It’s a challenge for many low-income communities and non-profit service providers to afford the architecture and urban planning services necessary for most any real estate development project. That’s where Capitol Hill’s Environmental Works comes in. In 2010, the non-profit organization is celebrating its 40th anniversary of providing affordable architecture and planning services to some of the Seattle region’s neediest populations.
The festivities kicked off on April 22, also the 40th anniversary of Earth Day, right in front of EW’s home at the converted firehouse on 15th Avenue East. “We held an outdoor event, kind of an architectural lemonade stand,” said executive director Daniel Glenn. “We wanted to let people know we’re here and what we do.” Glenn estimated that approximately 100 people attended the event. Commemoration of the organization’s four decades of service will continue through the year with a traveling exhibit showcasing its work. The exhibit will circulate through Seattle community centers, libraries, and possibly City Hall.
EW was formed 40 years ago by UW professor Bob Small and students in response to urban renewal programs taking hold across the nation. These controversial initiatives aimed to improve the quality of life in urban areas through the dubious practice of bulldozing and rebuilding entire neighborhoods. At that time, several similar community design centers were established in architecture and urban planning programs at universities nationwide. As EW evolved, it moved in a different direction from other community design centers nationally in that it began operating primarily as an architectural design studio.
The organization soon took root in Capitol Hill at the firehouse, which it renovated, initially sharing the building with affordable housing developer Capitol Hill Housing and Country Doctor community health center. While the other two have since relocated in the neighborhood, the three still share ownership of the firehouse.
EW specializes in designing spaces for clients that typically cannot afford other firms’ services.

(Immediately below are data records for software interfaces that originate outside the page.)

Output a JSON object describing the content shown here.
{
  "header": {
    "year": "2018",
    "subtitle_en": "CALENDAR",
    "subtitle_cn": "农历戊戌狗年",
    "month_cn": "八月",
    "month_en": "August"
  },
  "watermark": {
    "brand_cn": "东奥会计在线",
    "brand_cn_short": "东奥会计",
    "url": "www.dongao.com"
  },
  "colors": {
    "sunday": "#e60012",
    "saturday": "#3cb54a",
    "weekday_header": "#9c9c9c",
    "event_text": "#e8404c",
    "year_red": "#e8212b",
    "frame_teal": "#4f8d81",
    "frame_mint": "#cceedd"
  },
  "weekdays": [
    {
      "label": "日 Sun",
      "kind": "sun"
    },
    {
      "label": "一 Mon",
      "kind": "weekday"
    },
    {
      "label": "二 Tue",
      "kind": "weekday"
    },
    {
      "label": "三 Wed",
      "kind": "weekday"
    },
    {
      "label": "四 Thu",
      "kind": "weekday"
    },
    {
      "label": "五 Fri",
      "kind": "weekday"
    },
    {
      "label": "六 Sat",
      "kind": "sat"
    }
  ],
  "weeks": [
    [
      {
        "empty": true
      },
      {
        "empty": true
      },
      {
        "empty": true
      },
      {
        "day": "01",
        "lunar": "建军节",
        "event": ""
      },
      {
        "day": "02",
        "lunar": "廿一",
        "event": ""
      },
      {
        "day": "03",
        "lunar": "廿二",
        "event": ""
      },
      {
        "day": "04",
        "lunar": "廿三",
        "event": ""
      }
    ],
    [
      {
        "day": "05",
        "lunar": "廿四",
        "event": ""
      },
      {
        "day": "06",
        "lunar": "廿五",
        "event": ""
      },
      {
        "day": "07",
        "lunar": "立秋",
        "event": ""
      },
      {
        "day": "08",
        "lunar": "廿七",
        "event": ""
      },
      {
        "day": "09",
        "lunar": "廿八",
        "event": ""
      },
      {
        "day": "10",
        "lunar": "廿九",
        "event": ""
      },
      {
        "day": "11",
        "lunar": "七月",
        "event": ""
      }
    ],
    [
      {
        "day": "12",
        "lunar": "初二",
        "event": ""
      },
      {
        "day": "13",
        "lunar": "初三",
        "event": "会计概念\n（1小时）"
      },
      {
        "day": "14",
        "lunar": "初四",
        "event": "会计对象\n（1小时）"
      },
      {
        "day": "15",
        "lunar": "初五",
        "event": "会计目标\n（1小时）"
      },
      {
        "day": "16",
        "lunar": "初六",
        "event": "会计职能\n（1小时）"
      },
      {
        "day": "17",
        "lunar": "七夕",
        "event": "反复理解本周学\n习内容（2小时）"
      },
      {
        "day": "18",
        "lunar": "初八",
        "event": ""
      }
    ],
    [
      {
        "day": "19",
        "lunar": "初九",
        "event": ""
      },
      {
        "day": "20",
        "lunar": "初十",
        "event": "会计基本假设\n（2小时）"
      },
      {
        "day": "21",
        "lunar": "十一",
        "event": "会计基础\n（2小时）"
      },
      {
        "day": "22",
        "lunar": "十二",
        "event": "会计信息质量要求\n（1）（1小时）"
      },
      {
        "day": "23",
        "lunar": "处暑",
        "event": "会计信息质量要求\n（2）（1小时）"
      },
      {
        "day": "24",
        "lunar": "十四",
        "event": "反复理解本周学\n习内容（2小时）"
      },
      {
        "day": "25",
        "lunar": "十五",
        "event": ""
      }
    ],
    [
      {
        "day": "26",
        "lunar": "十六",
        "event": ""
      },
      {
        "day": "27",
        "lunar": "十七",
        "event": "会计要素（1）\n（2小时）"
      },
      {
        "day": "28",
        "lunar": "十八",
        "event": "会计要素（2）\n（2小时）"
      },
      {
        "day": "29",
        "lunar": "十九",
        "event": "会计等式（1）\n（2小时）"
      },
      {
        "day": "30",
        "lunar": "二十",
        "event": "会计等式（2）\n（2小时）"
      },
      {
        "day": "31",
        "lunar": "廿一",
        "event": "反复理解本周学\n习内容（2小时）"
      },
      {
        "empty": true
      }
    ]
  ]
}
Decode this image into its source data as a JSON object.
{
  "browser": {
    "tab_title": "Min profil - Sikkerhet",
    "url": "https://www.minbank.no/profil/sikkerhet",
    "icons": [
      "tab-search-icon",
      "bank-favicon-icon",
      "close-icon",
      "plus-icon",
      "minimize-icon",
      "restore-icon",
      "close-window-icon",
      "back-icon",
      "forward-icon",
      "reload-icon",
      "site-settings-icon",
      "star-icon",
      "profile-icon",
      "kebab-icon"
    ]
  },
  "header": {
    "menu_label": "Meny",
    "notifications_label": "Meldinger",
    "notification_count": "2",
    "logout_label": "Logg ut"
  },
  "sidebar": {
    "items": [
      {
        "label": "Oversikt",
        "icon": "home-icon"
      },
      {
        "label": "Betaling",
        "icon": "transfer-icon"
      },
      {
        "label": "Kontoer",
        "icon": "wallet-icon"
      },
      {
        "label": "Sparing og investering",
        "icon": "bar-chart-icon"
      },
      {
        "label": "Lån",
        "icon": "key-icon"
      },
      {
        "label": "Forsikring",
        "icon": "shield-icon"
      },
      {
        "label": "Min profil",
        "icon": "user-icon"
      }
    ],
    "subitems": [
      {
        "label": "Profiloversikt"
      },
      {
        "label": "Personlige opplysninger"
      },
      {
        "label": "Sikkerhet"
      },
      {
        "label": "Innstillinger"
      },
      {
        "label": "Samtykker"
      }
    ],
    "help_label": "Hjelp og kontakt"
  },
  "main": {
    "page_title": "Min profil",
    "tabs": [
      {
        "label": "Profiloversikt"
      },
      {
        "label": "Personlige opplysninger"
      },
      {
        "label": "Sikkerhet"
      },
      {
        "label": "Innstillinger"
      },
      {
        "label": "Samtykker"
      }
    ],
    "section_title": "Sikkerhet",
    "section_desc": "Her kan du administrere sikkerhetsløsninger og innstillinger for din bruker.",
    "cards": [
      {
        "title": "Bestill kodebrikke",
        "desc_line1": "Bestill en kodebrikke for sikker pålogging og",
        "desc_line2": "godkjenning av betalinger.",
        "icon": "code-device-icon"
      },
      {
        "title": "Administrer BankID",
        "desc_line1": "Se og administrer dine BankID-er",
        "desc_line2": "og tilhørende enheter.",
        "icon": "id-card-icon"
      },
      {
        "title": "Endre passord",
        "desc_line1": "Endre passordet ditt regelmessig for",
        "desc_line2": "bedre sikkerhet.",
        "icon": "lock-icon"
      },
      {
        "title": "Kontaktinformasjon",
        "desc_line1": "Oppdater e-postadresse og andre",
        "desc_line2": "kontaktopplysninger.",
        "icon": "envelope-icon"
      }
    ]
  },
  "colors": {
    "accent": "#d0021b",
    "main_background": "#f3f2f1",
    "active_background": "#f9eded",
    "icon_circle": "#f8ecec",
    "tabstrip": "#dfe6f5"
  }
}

Since 1970, EW has carved out its own unique niche in designing affordable housing, childcare centers, and community centers, and its portfolio also includes some single-family houses. “Our clients really are our life blood,” said Glenn, who joined the organization a year-and-a-half ago after a stint at another community design center affiliated with Arizona State University. In addition to its direct architectural design work, EW helped write the Washington State guidelines for the design of childcare centers.
EW is an expert in sustainable design, and its primary green strategies include conserving resources, designing healthy interior environments, and carefully adapting buildings to their sites’ natural and cultural conditions. The organization’s Trugott Terrace project in Belltown is the first affordable housing development in the country to earn LEED certification, a designation that recognizes the use of sustainable building practices. Other recent projects include the design of a childcare center in Wallingford and two community centers for the Neighborhood House organization in High Point and Rainier Vista.
Going green while serving primarily low-income clients has proven to be complex. “It is a serious challenge to do green buildings on a tighter budget,” Glenn said. However, he does see signs of hope. “With the Obama administration, there’s been more funding available for green strategies in affordable housing and for facilities serving lower-income people,” he said.
In fact, he said that EW is doing particularly well despite the ripple effects of the economic downturn on architecture firms. “We have a true advantage in competing against some of the more recognized firms in that we have certain expertise in affordable housing, community facilities, and childcare,” Glenn said. The firm has added five new staff members in just the past year.
A major initiative for the organization in the year ahead will be to encourage the reinstatement of the Community Facilities Architectural Assistance Program, which enabled the organization to provide free design services to community organizations. Funding for the program was cut three years ago. Glenn hopes to demonstrate to Seattle city officials that this initiative was a good investment for city dollars. Over a nine-year period, he said, a $1.5 million investment in feasibility studies has leveraged more than $32 million dollars in non-city funds for capital improvements.
Glenn also seeks to expand EW’s fundraising strategy to attract more individual donations and foundation grants. Most of EW’s funding currently comes from fee-for-service work for clients. Additional funding would allow the organization to expand its work in advocacy, research and education, and free design services.